“Spoiled brat,” he mutters. Jin settles into a better position, legs hanging over the armrest, back sinking into the couch. Yamapi’s fingers are suddenly in his hair, weeding the small tangles of the long day from them.
“And how have you been doing?” Jin asks then, looking into Yamapi’s eyes despite his heart trying to hammer out of his own chest.
“I’m doing fine. Just fine,” Yamapi mutters.
“Yeah, the concerts were so much fun, and I’m recording a new single now, and it’s such a fun song . . .”
As Jin realizes this can’t be Yamapi’s home, Yamapi trails off. Jin doesn’t know why, can’t be sure what his face is showing, or if maybe his heart really did stop for a moment and Yamapi actually felt it. Neither of them moves to go to sleep, and Yamapi’s fingers keep on playing with Jin’s hair until the other falls asleep.
When Jin wakes up, it is to Ayano poking his cheek and laughing at him for falling asleep on the couch. Yamapi is putting breakfast together. By the time Jin gets out of the shower, Yamapi is teaching Ayano a new kanji. By the time Jin checks on the hotel staff and makes them lunch, there is just enough time to eat it and drop Yamapi off at the airport.
“I have quite a lot of flight miles,” Yamapi says at the airport, sounding hesitant yet again.
“Just call next time, so we don’t leave for a weekend,” Jin waves it off.

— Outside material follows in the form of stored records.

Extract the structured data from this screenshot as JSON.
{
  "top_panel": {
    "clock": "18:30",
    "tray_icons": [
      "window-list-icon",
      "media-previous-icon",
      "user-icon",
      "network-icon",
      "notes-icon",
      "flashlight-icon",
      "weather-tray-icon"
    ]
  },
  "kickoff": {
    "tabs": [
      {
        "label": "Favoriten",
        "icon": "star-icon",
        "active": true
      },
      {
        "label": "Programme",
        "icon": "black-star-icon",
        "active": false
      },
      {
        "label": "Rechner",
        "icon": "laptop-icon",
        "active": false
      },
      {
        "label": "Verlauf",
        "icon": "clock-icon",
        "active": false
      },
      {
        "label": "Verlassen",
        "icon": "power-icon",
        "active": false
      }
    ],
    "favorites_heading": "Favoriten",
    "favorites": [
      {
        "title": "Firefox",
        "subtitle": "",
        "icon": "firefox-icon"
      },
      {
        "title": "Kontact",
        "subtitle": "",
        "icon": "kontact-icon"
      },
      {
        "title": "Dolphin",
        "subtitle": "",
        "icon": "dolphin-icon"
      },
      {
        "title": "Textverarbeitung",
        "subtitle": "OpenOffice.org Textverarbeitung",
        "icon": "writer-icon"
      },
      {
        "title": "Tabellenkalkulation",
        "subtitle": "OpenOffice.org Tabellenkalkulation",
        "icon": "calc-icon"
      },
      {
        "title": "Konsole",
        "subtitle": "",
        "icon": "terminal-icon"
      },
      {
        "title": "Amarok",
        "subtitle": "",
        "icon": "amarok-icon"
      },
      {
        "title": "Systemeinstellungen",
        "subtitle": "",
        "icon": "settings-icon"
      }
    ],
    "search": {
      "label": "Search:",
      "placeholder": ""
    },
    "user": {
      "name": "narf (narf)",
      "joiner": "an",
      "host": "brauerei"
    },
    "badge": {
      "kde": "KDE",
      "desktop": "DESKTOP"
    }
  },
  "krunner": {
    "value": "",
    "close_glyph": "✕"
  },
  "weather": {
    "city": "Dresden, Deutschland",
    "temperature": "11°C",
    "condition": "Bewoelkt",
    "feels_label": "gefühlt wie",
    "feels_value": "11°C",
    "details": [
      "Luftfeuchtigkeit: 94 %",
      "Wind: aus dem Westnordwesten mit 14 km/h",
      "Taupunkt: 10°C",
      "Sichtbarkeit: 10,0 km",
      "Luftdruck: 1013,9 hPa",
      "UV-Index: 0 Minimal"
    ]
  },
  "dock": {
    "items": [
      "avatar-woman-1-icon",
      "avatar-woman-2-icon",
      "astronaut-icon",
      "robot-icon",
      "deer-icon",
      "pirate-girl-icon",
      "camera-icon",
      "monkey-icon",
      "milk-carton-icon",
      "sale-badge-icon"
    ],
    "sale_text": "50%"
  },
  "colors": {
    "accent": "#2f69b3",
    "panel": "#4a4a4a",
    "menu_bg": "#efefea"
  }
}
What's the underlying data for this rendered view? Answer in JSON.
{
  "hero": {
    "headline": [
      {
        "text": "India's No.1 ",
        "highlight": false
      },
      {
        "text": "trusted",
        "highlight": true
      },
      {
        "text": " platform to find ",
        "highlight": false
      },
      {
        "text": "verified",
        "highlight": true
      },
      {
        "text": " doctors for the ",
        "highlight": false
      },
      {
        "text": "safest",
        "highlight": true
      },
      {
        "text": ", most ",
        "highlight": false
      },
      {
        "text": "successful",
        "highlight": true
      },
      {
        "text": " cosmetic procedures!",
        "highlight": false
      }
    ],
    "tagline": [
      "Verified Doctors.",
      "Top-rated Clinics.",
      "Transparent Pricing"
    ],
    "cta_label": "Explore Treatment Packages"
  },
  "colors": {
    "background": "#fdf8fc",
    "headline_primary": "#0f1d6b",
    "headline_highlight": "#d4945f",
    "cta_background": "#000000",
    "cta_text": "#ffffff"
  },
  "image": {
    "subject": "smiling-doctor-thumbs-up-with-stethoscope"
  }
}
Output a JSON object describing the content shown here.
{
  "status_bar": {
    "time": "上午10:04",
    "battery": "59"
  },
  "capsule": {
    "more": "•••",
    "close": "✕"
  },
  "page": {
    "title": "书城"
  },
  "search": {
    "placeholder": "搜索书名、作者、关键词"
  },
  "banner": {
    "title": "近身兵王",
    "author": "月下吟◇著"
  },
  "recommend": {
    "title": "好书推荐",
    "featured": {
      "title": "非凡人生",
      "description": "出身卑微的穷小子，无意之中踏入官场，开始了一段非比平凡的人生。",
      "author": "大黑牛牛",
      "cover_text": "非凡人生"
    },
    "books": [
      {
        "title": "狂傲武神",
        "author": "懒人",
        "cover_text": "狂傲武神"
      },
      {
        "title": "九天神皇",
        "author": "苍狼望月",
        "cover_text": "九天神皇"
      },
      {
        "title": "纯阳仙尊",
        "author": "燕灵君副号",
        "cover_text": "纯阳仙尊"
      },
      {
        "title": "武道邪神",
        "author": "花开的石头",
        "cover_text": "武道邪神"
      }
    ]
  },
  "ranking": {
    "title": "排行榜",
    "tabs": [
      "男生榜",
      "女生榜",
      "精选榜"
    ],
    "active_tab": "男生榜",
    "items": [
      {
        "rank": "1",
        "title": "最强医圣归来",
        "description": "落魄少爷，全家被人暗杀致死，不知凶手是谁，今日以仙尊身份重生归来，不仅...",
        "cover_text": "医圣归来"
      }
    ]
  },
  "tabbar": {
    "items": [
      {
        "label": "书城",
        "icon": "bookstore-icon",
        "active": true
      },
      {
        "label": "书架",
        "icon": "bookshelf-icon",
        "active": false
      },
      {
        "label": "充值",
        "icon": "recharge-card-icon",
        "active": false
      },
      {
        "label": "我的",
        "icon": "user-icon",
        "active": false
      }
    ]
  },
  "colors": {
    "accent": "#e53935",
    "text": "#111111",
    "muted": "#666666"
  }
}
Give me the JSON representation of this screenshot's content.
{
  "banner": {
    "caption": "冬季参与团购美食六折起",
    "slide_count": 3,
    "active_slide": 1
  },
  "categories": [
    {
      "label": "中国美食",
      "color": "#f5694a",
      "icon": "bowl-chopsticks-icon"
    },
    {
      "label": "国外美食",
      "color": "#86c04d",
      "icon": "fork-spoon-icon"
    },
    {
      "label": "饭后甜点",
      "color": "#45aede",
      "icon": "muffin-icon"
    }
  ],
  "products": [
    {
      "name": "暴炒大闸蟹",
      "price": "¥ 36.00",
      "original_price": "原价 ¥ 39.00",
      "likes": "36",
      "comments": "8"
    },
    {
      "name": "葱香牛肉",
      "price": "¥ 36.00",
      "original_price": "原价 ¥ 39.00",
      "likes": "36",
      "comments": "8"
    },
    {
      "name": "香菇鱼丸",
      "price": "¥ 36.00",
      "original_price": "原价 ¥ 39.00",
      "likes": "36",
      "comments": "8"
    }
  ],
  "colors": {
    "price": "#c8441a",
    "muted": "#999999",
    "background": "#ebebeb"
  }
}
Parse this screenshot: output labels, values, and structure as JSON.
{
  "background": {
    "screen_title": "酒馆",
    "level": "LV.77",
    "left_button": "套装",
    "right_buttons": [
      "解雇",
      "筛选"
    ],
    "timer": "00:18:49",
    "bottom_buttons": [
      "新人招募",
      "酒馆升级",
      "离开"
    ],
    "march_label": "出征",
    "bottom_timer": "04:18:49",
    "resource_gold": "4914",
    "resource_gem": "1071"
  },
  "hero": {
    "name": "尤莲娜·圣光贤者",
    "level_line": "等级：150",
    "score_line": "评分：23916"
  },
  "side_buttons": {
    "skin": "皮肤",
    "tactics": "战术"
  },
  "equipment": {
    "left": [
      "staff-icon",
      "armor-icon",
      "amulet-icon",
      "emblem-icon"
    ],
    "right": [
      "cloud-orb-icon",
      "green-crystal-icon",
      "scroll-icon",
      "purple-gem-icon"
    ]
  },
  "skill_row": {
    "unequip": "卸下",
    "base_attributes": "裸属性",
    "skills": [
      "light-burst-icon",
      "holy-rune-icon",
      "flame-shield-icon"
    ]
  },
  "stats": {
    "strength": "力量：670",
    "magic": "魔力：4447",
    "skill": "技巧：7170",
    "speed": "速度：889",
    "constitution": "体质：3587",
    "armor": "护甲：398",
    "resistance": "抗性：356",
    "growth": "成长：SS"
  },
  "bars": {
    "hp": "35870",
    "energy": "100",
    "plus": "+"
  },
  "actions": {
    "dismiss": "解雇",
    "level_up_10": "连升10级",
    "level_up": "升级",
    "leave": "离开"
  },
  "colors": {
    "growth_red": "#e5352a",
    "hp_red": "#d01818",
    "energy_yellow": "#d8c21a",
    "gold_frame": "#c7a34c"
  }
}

Yamapi smiles and gives Ayano a hug. He moves in to give one to Jin as well. He stops midway, and then it’s awkward because Jin might have been already leaning to meet him. They are stuck like that only for a second before Jin decides to lean the rest of the way. He wraps his arm around Yamapi’s shoulders quickly and hopefully all brotherly and lets go all too quick. Ayano waves then, and there’s nothing else to do then watch Yamapi’s back as he disappears towards his gate. Jin feels like it will never be like it used to be.